10. The diffuser defined in claim 1 wherein the at least one opening in the inner spacer wall comprises first and second openings.
11. The diffuser defined in claim 10 wherein the outer spacer wall has third and fourth openings that are offset from the first and second openings.
12. The diffuser defined in claim 11 wherein at least some of the liquid crystal material is located between the inner spacer wall and the outer spacer wall.
13. An infrared light source operable in a structured light mode and a flood illumination mode, comprising:
- an infrared light emitter that emits infrared light; and
- a diffuser formed over the infrared light emitter, wherein the diffuser is configured to diffuse the infrared light in the flood illuminate mode and to transmit the infrared light unaltered in the structured light mode; and wherein the diffuser comprises: a liquid crystal layer; a spacer surrounding the liquid crystal layer; and a sealant surrounding the spacer and the liquid crystal layer, wherein the spacer contacts the sealant.
14. The infrared light source defined in claim 13 wherein the spacer comprises acrylic.
15. The infrared light source defined in claim 13 further comprising an additional spacer between the liquid crystal layer and the spacer.
16. The infrared light source defined in claim 15 wherein the spacer comprises a continuous perimeter of material and the additional spacer has gaps.
17. The infrared light source defined in claim 13 wherein the infrared light emitter comprises a laser.
18. A diffuser, comprising:
- first and second substrates;
- a liquid crystal layer between the first and second substrates;
- a first electrode on the first substrate;
- a second electrode on the second substrate;
- sealant surrounding the liquid crystal layer, wherein the sealant includes a conductive material coupled to the first electrode; and
- a spacer contacting the sealant that separates the sealant from the liquid crystal layer.
19. The diffuser defined in claim 18 further comprising an additional spacer, wherein the sealant is interposed between the spacer and the additional spacer.
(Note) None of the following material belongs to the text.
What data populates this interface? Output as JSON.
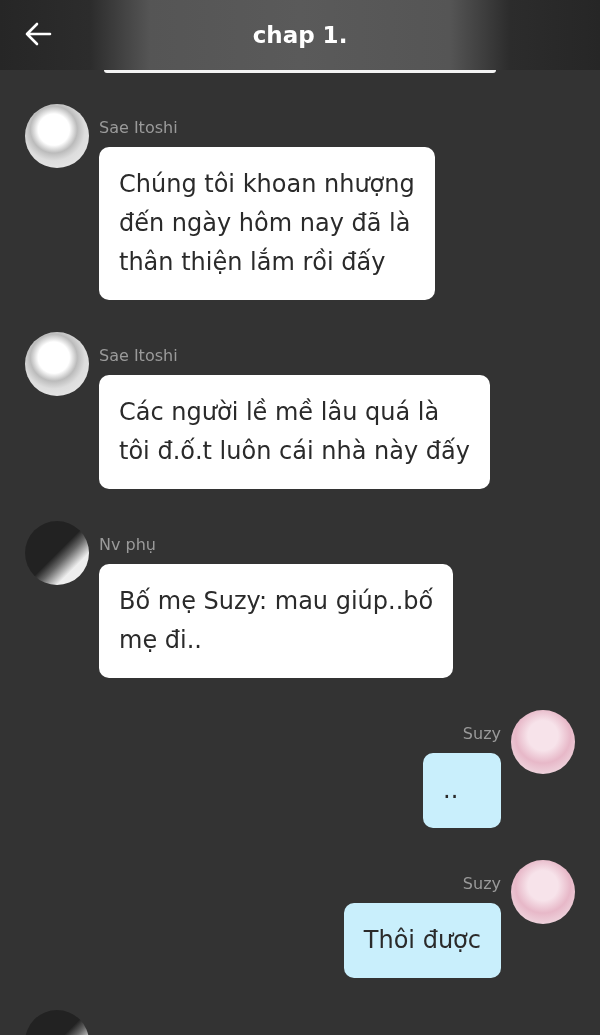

20. The diffuser defined in claim 18 further comprising first and second metal pads on the second substrate, wherein the first metal pad is electrically coupled to the first electrode on the first substrate and the second metal pad is electrically coupled to the second electrode on the second substrate.
21. The diffuser defined in claim 18 further comprising a passivation layer that covers the second electrode, wherein the passivation layer has openings to allow the conductive material to contact the first electrode.
Filed: Sep 25, 2018
Publication Date: May 9, 2019
Patent Grant number: 11105677
Inventors: Junhwan Lim (Cupertino, CA), Zhibing Ge (Los Altos, CA), Christopher L. Boitnott (Redwood City, CA), Shih-Wei Chang (San Jose, CA), Sang Un Choi (San Jose, CA), Sudirukkuge T. Jinasundera (San Jose, CA)
Application Number: 16/141,183